*Instructions to follow*: Across the data, every line with the word "object" counts once; state the total alone.

Segment Start: Input records

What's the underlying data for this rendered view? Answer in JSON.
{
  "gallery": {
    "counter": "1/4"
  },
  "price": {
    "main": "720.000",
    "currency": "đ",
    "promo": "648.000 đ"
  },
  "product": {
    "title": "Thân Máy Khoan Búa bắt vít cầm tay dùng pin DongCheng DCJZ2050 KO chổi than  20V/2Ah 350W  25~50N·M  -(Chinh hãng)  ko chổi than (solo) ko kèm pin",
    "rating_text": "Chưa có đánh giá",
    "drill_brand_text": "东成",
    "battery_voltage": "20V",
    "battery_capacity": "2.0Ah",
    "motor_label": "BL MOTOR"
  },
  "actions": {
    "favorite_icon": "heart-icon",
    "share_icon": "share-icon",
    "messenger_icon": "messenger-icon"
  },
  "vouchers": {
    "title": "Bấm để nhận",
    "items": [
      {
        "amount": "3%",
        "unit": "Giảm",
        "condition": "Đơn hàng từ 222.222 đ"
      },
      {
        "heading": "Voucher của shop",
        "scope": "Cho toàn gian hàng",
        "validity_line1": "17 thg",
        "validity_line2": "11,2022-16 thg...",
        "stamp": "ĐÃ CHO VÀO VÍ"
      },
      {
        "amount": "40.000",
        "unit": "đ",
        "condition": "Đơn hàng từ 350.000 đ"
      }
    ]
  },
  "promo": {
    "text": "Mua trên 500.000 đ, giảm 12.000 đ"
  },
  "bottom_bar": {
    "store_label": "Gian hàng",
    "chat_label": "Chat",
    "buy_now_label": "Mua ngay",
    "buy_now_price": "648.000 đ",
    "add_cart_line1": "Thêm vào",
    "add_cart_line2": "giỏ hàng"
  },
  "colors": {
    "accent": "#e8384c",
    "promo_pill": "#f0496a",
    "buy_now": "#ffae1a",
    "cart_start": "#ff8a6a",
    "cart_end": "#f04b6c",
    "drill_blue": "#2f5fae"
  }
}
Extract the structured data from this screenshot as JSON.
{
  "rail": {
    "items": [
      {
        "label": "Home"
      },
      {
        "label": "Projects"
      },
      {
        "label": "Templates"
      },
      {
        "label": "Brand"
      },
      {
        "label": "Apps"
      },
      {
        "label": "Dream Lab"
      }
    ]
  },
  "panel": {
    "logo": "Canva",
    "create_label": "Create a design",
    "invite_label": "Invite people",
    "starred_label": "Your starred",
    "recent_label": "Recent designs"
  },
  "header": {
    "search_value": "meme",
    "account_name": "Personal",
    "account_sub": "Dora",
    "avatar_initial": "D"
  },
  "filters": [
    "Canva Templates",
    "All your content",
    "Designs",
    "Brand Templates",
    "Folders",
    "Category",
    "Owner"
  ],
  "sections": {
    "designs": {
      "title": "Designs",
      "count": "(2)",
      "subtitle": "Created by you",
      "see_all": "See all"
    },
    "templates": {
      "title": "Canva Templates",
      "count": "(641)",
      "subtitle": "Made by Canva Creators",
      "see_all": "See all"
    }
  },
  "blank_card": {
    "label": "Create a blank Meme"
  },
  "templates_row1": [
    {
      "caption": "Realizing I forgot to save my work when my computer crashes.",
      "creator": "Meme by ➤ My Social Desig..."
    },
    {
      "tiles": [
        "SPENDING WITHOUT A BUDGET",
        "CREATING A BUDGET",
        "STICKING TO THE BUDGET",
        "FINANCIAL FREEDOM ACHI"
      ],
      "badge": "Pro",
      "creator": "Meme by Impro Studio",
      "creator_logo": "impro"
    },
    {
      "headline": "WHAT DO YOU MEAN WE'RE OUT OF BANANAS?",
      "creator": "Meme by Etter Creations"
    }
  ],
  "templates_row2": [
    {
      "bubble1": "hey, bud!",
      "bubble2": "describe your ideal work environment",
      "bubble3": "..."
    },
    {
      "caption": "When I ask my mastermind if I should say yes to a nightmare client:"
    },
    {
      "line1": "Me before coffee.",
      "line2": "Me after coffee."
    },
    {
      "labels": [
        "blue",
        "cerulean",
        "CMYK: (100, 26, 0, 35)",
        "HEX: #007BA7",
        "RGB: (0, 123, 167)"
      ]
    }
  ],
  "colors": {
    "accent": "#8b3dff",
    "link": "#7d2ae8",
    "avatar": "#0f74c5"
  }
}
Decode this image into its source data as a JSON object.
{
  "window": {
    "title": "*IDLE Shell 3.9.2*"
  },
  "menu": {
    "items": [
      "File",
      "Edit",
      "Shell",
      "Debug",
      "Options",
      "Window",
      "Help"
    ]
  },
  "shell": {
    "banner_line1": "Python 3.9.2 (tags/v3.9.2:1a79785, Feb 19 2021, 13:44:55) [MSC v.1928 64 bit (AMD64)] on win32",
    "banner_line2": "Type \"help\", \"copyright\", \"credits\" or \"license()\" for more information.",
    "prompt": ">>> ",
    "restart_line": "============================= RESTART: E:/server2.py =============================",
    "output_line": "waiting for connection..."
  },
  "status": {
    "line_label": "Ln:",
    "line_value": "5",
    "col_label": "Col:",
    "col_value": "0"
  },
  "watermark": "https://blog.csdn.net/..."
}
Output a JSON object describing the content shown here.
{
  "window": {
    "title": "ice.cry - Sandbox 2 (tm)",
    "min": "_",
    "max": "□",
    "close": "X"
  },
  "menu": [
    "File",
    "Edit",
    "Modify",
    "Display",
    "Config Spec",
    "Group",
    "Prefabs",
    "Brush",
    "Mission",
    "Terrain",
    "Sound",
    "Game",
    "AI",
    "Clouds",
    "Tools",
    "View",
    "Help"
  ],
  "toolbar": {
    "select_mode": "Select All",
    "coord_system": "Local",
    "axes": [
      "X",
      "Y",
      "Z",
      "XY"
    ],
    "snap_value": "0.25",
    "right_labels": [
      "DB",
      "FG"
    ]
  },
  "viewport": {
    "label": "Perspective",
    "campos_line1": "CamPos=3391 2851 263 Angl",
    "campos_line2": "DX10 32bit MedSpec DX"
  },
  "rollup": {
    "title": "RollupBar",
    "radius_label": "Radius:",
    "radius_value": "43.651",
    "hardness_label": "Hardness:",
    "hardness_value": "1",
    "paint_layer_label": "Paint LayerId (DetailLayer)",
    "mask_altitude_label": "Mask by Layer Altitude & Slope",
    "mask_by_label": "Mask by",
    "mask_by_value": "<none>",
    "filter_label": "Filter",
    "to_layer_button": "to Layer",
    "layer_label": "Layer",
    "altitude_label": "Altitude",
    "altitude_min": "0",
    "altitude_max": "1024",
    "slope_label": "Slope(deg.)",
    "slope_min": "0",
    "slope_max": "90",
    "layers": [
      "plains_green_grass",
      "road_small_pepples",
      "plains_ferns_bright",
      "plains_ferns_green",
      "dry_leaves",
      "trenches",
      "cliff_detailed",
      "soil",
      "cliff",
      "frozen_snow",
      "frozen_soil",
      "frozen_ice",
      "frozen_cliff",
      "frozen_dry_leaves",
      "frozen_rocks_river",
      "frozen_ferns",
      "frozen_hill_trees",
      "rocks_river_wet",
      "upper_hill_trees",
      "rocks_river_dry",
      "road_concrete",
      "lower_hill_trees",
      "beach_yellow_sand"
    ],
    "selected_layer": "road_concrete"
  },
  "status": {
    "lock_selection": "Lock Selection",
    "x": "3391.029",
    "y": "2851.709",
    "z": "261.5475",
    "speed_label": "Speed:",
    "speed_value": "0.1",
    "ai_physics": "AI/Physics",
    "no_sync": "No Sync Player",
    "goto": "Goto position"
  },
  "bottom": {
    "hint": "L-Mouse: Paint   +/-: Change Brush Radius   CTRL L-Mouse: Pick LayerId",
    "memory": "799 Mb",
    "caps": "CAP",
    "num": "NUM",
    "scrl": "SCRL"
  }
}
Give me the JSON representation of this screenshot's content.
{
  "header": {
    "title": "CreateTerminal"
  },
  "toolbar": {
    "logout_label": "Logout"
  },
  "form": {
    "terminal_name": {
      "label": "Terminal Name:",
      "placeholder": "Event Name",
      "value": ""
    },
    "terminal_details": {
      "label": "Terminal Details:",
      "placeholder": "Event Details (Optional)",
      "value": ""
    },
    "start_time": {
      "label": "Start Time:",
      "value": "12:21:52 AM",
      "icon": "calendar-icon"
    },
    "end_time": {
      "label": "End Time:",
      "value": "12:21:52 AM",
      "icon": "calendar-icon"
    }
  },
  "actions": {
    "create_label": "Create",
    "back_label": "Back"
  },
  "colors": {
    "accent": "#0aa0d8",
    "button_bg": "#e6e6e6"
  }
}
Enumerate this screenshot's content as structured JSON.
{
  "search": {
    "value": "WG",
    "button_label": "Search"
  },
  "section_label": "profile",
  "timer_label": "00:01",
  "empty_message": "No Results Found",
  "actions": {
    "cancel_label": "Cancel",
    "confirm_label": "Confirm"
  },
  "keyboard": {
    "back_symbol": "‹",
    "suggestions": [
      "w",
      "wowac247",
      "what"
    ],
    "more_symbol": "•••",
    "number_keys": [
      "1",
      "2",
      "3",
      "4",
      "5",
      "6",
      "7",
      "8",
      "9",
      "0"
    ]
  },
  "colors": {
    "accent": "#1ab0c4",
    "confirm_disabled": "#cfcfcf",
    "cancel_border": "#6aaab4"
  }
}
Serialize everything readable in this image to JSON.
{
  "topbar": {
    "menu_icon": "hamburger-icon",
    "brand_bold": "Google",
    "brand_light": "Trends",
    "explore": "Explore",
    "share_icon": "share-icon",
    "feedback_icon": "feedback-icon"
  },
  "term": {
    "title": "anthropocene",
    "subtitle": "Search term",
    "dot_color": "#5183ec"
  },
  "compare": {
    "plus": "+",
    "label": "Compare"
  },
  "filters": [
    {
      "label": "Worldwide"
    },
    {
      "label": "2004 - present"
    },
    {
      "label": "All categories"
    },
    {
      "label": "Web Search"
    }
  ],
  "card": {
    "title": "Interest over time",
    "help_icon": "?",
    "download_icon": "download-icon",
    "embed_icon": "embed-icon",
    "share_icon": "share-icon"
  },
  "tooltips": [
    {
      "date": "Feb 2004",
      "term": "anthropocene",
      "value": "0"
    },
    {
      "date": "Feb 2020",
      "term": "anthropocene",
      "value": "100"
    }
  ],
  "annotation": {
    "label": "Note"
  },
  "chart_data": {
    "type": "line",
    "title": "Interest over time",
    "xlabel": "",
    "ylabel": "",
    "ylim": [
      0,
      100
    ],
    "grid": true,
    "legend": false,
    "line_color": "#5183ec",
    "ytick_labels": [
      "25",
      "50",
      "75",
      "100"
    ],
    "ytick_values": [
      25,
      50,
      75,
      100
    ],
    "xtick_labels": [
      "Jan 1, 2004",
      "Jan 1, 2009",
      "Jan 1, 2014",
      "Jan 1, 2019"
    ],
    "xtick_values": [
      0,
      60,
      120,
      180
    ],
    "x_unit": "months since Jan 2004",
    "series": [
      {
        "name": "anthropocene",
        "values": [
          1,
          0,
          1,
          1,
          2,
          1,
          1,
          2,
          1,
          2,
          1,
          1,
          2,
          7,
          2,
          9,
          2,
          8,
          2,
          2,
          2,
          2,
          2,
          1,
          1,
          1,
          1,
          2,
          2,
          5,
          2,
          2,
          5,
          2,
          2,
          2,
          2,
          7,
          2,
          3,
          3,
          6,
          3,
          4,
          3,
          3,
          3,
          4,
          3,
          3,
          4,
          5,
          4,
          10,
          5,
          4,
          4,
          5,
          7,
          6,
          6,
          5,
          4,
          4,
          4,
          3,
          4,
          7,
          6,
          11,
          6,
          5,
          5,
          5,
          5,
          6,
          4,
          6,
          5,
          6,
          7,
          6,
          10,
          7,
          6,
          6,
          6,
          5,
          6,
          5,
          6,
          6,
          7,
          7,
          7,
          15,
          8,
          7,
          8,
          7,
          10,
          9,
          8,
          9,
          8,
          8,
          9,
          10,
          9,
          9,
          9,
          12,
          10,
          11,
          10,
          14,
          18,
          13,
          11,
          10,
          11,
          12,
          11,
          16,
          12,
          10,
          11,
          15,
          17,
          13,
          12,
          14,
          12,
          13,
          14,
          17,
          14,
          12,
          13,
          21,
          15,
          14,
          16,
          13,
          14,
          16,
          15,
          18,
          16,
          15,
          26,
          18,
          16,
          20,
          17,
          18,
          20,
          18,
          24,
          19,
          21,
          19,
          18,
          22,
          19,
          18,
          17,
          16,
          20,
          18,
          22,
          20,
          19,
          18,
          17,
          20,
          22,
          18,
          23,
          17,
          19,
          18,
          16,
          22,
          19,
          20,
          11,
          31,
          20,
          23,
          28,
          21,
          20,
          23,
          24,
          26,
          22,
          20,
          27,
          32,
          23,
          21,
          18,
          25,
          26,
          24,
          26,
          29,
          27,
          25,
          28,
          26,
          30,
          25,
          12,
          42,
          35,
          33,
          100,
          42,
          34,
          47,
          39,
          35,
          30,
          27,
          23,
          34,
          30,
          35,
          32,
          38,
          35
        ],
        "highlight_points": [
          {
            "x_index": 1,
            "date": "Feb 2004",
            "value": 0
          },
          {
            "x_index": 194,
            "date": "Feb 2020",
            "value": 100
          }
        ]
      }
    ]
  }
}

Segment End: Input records

*Task result*: 2